"A lot of people like our barbecue pickled garlic," said Hannah Berry, whose father, Allen Berry, owns the stand. "It tastes a lot like pickled barbecue sauce. It's really good on hamburgers and things."
Her mother likes to use the pickled barbecue garlic in a smoked salmon pasta dish with peas. And she uses the stand's pickled spicy Italian garlic in soups and lasagne.
"Somebody said the Italian garlic was like pickled pizza," Berry said. "I thought that was funny."
As for the okra, a lot of people eat it straight up as an appetizer, but you can also chop it up and put it in salads.
"I had one guy that said he grilled it and it was good," she said. "Although I'm not sure I'd try that."
Pickled asparagus and pickled green beans? Those are also good as snacks, in salads or chopped up.
"The asparagus is actually great in Bloody Marys, too, instead of the usual celery," Berry added.
Want something more substantial? Little Farms has you covered if you want to try a goat burger or goat chop.
"People used to turn their nose up at goat until we started sampling it," said Renee Cote-Kreinbring, co-owner of the farm. "Now they like it. We sell quite a bit. Our goat pepperoni pretty much always sells out early."
For those new to goat, Cote-Kreinbring recommends starting off with goat chops or ground goat. "It's like deer but without the gamey flavor, or like really lean beef," she said. "It also has 30 percent less fat and cholesterol than chicken."

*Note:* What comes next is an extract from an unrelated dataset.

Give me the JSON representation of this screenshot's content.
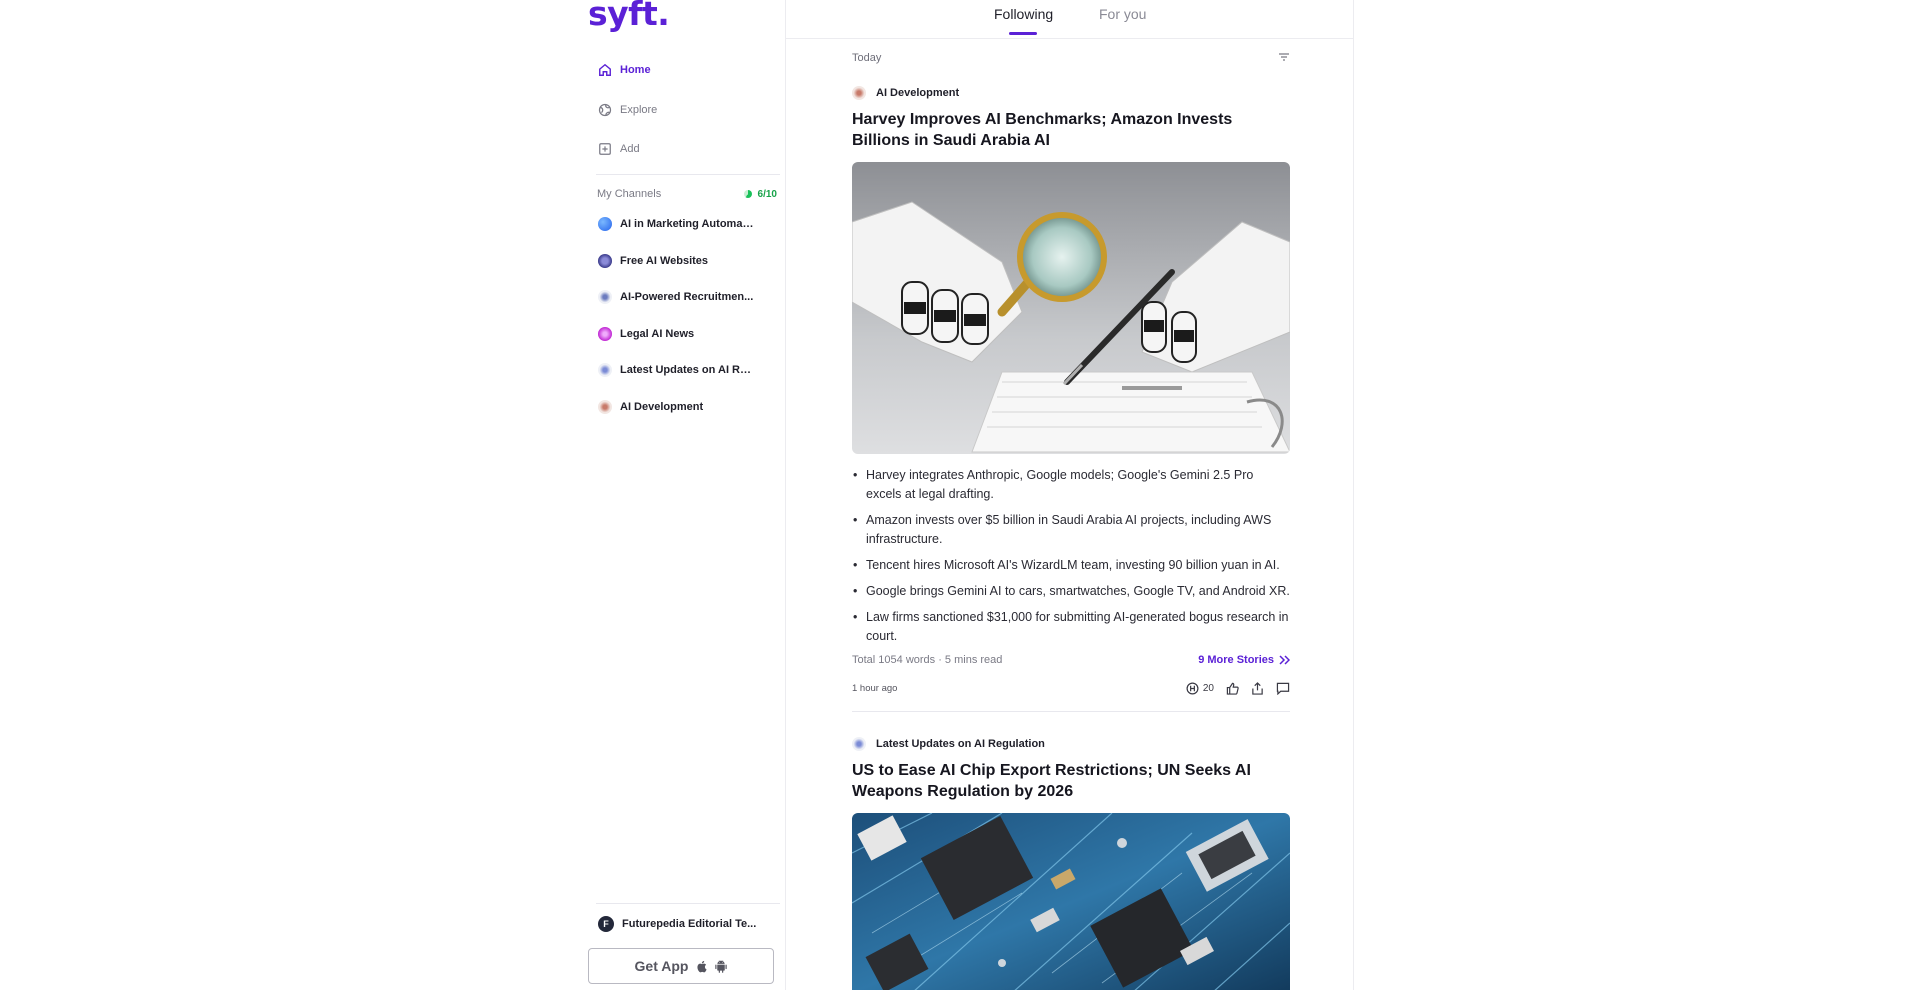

Goat chops are made just like pork chops. Cote-Kreinbring likes them with a little olive oil, garlic, salt and pepper and grilled for about three minutes on each side.
Ground goat is good in burgers and spaghetti sauce, she said.
If you look carefully, you'll probably find a host of other unusual items amid the more standard bins of green beans, onions, lettuce, tomatoes and potatoes. And most vendors will be more than happy to give you advice on how to cook them, the market's Boldt said.
"There are a lot of interesting new things out there to try if you just look," he said.